Sermon Series



The title “Genesis” is a transliteration of the Greek word which is the title of the book of Genesis in the Septuagint, the ancient Greek translation of the Old Testament. In the Hebrew text, the word Bereshith, is the first word of the text, being translated, “in the beginning.” 
There can scarcely be another part of Scripture over which so many battles, theological, scientific, historical and literary, have been fought, or so many strong opinions cherished.
God’s inspired Word was set forth through various literary genres, such as poetry in the Psalms, prophecy in Daniel and Revelation, and historical narrative in many books of the Bible. The Gospels and the book of Acts are historical books, detailing the words and work of Jesus and His disciples. Real people are mentioned. Real cities are described. Real events are recorded for us to read. Much of the Old Testament is a record of history, and that is easily seen in the Pentateuch, the first five books of the Bible.
However, the events in the first eleven chapters of Genesis—particularly creation, the Fall, and the Flood—have made certain Christian teachers so uncomfortable that they now are seeking to deny the undeniable. But this attack on Genesis is not new.
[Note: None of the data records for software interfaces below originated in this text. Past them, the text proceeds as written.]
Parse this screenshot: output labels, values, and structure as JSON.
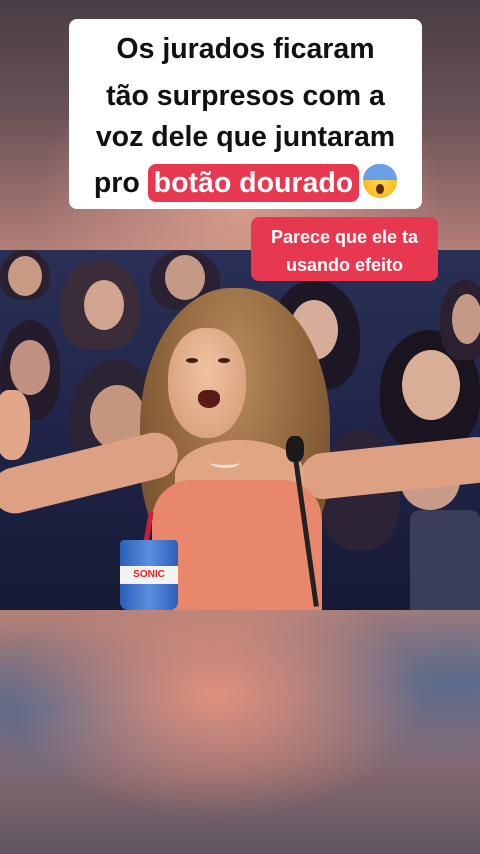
{
  "caption": {
    "line1": "Os jurados ficaram",
    "line2": "tão surpresos com a",
    "line3": "voz dele que juntaram",
    "line4_prefix": "pro",
    "highlight": "botão dourado",
    "emoji": "😱"
  },
  "side_note": {
    "line1": "Parece que ele ta",
    "line2": "usando efeito"
  },
  "video": {
    "cup_label": "SONIC"
  },
  "colors": {
    "highlight": "#e8384f",
    "caption_bg": "#ffffff",
    "caption_text": "#111111"
  }
}
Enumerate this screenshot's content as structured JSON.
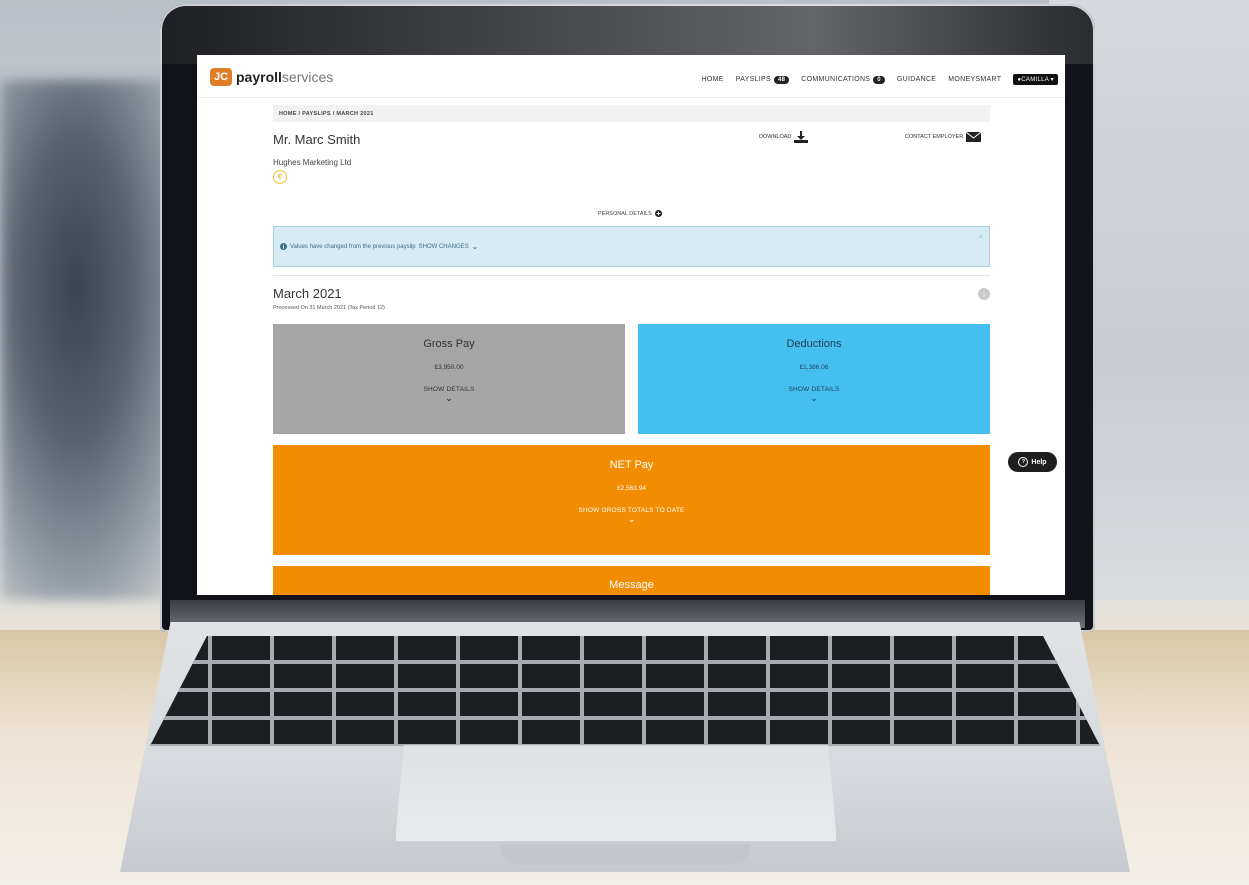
{
  "nav": {
    "brand_initials": "JC",
    "brand_bold": "payroll",
    "brand_light": "services",
    "links": {
      "home": "HOME",
      "payslips": "PAYSLIPS",
      "payslips_count": "48",
      "communications": "COMMUNICATIONS",
      "communications_count": "0",
      "guidance": "GUIDANCE",
      "moneysmart": "MONEYSMART"
    },
    "user": "CAMILLA"
  },
  "breadcrumb": "HOME  /  PAYSLIPS  /  MARCH 2021",
  "employee": {
    "name": "Mr. Marc Smith",
    "company": "Hughes Marketing Ltd"
  },
  "actions": {
    "download": "DOWNLOAD",
    "contact": "CONTACT EMPLOYER",
    "personal_details": "PERSONAL DETAILS"
  },
  "alert": {
    "text": "Values have changed from the previous payslip",
    "link": "SHOW CHANGES",
    "close": "×"
  },
  "period": {
    "title": "March 2021",
    "subtitle": "Processed On 31 March 2021 (Tax Period 12)"
  },
  "cards": {
    "gross": {
      "title": "Gross Pay",
      "amount": "£3,950.00",
      "link": "SHOW DETAILS"
    },
    "deductions": {
      "title": "Deductions",
      "amount": "£1,386.06",
      "link": "SHOW DETAILS"
    },
    "net": {
      "title": "NET Pay",
      "amount": "£2,563.94",
      "link": "SHOW GROSS TOTALS TO DATE"
    },
    "message": {
      "title": "Message"
    }
  },
  "help": {
    "label": "Help"
  },
  "colors": {
    "brand": "#e07e27",
    "gross": "#a5a5a5",
    "deductions": "#45bff0",
    "net": "#f28c00",
    "alert_bg": "#d7ebf5"
  }
}
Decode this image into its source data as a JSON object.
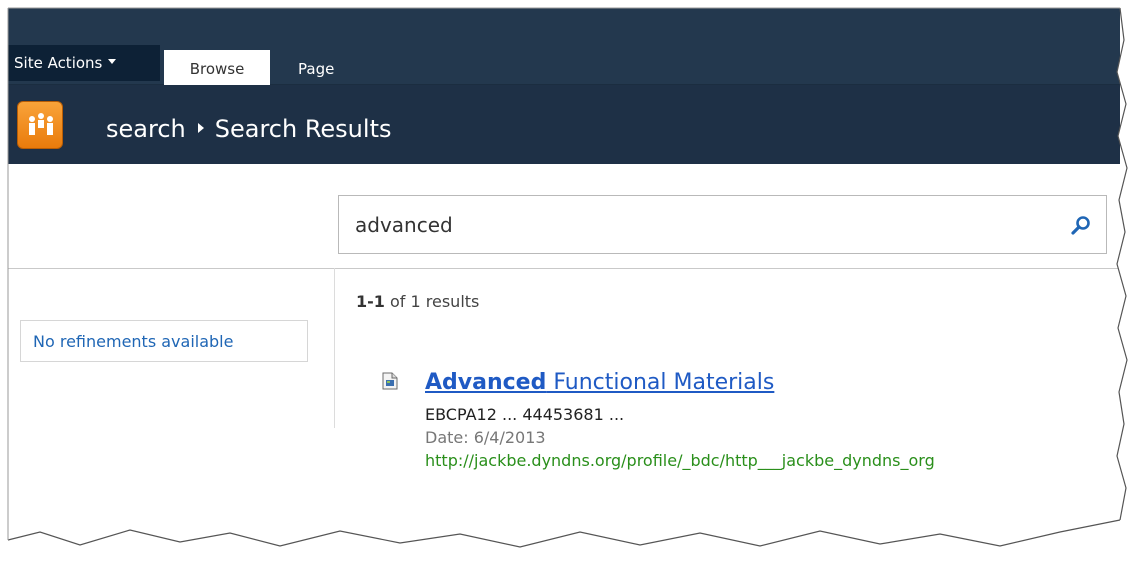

Genesis 1:1 is clearly one of the greatest apologetics in all of Scripture, for if we stumble here, we cannot, or will not, appreciate God in the rest of the Bible. Accepting God as Creator demands our acceptance of Him as Judge, and that is exactly why many refuse to acknowledge that God exists, for doing so obligates them to deal with their sin before a righteous Judge.
The Bible is an uncomfortable, yet undeniable book. From beginning to end, what is revealed about God Himself, His creation, His dealings with mankind, and His plans for the future makes sinful human beings squirm.
For the unredeemed, separation from God drives them into hiding, like it did Adam and Eve in the Garden. Of course, we know that we can never truly hide from the all-knowing Creator. Adam and Eve could not. Cain could not. And the billion-plus humans on the earth at the time of the global Flood could not.
But for the redeemed, the Bible is a book of hope. It gives us assurance. It soothes us with God’s comfort. It enlightens us with God’s plans and purposes for now and into eternity. From the very first verse, God has revealed Himself in such a way as to cause us to lift our hearts in wonder and praise and thanksgiving.